◆ HOW TO COMPLETE THIS TASK ◆
Write the records below out again. Match them exactly.

(PROVIDED DATA Opens)

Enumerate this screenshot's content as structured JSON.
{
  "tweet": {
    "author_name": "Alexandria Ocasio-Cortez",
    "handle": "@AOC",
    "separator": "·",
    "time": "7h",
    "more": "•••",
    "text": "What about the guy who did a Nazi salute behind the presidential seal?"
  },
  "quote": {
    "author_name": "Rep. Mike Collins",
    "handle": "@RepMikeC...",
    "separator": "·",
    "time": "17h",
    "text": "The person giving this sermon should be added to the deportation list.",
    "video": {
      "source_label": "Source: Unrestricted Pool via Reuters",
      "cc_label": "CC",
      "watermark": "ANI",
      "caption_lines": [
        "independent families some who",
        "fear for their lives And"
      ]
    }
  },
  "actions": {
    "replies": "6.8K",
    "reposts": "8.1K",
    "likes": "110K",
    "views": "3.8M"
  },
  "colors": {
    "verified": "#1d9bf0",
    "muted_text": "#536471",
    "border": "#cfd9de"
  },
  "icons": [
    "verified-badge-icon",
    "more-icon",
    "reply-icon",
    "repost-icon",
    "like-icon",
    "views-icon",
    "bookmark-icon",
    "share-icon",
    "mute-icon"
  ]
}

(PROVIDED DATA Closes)

◆ SOLUTION BELOW ◆
Enumerate this screenshot's content as structured JSON.
{
  "tweet": {
    "author_name": "Alexandria Ocasio-Cortez",
    "handle": "@AOC",
    "separator": "·",
    "time": "7h",
    "more": "•••",
    "text": "What about the guy who did a Nazi salute behind the presidential seal?"
  },
  "quote": {
    "author_name": "Rep. Mike Collins",
    "handle": "@RepMikeC...",
    "separator": "·",
    "time": "17h",
    "text": "The person giving this sermon should be added to the deportation list.",
    "video": {
      "source_label": "Source: Unrestricted Pool via Reuters",
      "cc_label": "CC",
      "watermark": "ANI",
      "caption_lines": [
        "independent families some who",
        "fear for their lives And"
      ]
    }
  },
  "actions": {
    "replies": "6.8K",
    "reposts": "8.1K",
    "likes": "110K",
    "views": "3.8M"
  },
  "colors": {
    "verified": "#1d9bf0",
    "muted_text": "#536471",
    "border": "#cfd9de"
  },
  "icons": [
    "verified-badge-icon",
    "more-icon",
    "reply-icon",
    "repost-icon",
    "like-icon",
    "views-icon",
    "bookmark-icon",
    "share-icon",
    "mute-icon"
  ]
}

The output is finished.